Your objective: Below is a block of records. Copy every line in it that contains the word "label".

Data for this task:
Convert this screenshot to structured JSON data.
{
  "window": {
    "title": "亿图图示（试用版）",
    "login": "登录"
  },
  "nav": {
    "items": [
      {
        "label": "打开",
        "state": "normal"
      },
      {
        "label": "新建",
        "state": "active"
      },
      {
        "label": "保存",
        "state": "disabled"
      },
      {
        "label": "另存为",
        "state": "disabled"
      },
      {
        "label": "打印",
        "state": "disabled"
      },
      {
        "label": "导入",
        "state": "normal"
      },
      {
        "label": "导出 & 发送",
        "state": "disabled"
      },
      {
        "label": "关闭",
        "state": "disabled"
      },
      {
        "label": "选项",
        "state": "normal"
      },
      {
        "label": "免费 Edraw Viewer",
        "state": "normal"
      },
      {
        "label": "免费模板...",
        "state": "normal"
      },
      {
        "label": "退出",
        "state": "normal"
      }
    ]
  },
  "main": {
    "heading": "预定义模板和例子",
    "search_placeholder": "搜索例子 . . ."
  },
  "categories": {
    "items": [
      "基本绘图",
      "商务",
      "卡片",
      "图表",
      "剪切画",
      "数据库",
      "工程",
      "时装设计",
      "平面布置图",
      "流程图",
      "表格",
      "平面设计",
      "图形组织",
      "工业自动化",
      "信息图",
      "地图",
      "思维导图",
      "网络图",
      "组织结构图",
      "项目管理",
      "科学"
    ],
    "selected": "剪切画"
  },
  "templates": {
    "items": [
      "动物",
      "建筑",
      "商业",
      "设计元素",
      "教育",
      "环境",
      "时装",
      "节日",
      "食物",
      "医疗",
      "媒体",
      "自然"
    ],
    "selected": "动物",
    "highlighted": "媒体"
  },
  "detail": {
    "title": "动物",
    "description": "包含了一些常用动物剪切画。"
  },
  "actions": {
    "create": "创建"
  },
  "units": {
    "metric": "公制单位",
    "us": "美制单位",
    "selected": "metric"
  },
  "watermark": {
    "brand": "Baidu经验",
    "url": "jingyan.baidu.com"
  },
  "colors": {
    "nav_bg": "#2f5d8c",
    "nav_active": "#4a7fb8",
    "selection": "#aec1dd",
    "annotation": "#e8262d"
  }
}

Reply to the exercise:
        "label": "打开",
        "label": "新建",
        "label": "保存",
        "label": "另存为",
        "label": "打印",
        "label": "导入",
        "label": "导出 & 发送",
        "label": "关闭",
        "label": "选项",
        "label": "免费 Edraw Viewer",
        "label": "免费模板...",
        "label": "退出",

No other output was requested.